DATA FOR THIS EXERCISE START
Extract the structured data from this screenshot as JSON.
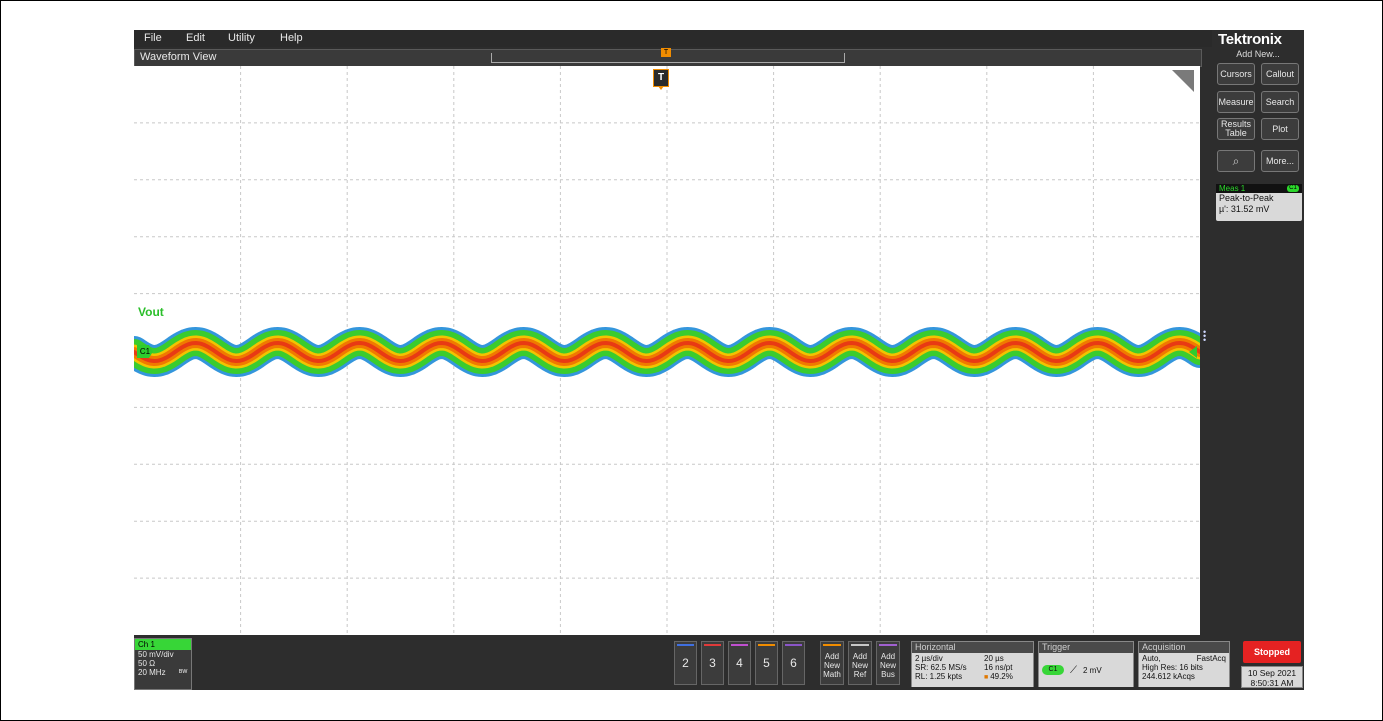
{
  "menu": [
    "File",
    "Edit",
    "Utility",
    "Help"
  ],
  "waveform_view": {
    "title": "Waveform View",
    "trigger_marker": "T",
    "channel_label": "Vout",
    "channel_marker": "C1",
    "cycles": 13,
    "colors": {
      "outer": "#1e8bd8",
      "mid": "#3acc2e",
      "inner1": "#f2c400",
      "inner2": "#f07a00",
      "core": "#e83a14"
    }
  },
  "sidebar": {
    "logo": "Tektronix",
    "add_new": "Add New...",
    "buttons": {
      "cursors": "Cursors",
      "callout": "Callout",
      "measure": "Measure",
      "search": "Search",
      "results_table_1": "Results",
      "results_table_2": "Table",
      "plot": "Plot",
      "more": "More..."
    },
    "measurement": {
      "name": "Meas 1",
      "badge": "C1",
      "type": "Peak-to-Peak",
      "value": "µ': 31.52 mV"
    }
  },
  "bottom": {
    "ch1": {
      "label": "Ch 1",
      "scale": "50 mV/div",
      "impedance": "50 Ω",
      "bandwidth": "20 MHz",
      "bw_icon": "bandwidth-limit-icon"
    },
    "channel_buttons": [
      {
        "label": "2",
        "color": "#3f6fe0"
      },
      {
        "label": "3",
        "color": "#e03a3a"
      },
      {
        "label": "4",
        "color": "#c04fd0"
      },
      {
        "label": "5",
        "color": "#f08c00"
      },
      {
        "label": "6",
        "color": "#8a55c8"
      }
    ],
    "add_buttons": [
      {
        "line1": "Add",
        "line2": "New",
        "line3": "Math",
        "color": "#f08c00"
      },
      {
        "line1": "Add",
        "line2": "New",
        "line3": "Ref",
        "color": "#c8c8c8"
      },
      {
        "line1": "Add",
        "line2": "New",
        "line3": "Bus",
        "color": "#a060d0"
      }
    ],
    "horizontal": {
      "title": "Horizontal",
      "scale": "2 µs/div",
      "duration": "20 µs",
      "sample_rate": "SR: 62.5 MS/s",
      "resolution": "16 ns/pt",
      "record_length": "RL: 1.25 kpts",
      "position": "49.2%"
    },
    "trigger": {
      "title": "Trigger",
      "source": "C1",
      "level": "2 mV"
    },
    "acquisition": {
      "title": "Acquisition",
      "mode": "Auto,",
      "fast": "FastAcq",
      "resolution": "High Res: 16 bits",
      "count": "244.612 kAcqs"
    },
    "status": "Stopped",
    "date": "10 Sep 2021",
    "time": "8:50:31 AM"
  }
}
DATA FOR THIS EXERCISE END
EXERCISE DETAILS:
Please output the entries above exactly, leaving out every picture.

RESPONSE:
Extract the structured data from this screenshot as JSON.
{
  "menu": [
    "File",
    "Edit",
    "Utility",
    "Help"
  ],
  "waveform_view": {
    "title": "Waveform View",
    "trigger_marker": "T",
    "channel_label": "Vout",
    "channel_marker": "C1",
    "cycles": 13,
    "colors": {
      "outer": "#1e8bd8",
      "mid": "#3acc2e",
      "inner1": "#f2c400",
      "inner2": "#f07a00",
      "core": "#e83a14"
    }
  },
  "sidebar": {
    "logo": "Tektronix",
    "add_new": "Add New...",
    "buttons": {
      "cursors": "Cursors",
      "callout": "Callout",
      "measure": "Measure",
      "search": "Search",
      "results_table_1": "Results",
      "results_table_2": "Table",
      "plot": "Plot",
      "more": "More..."
    },
    "measurement": {
      "name": "Meas 1",
      "badge": "C1",
      "type": "Peak-to-Peak",
      "value": "µ': 31.52 mV"
    }
  },
  "bottom": {
    "ch1": {
      "label": "Ch 1",
      "scale": "50 mV/div",
      "impedance": "50 Ω",
      "bandwidth": "20 MHz",
      "bw_icon": "bandwidth-limit-icon"
    },
    "channel_buttons": [
      {
        "label": "2",
        "color": "#3f6fe0"
      },
      {
        "label": "3",
        "color": "#e03a3a"
      },
      {
        "label": "4",
        "color": "#c04fd0"
      },
      {
        "label": "5",
        "color": "#f08c00"
      },
      {
        "label": "6",
        "color": "#8a55c8"
      }
    ],
    "add_buttons": [
      {
        "line1": "Add",
        "line2": "New",
        "line3": "Math",
        "color": "#f08c00"
      },
      {
        "line1": "Add",
        "line2": "New",
        "line3": "Ref",
        "color": "#c8c8c8"
      },
      {
        "line1": "Add",
        "line2": "New",
        "line3": "Bus",
        "color": "#a060d0"
      }
    ],
    "horizontal": {
      "title": "Horizontal",
      "scale": "2 µs/div",
      "duration": "20 µs",
      "sample_rate": "SR: 62.5 MS/s",
      "resolution": "16 ns/pt",
      "record_length": "RL: 1.25 kpts",
      "position": "49.2%"
    },
    "trigger": {
      "title": "Trigger",
      "source": "C1",
      "level": "2 mV"
    },
    "acquisition": {
      "title": "Acquisition",
      "mode": "Auto,",
      "fast": "FastAcq",
      "resolution": "High Res: 16 bits",
      "count": "244.612 kAcqs"
    },
    "status": "Stopped",
    "date": "10 Sep 2021",
    "time": "8:50:31 AM"
  }
}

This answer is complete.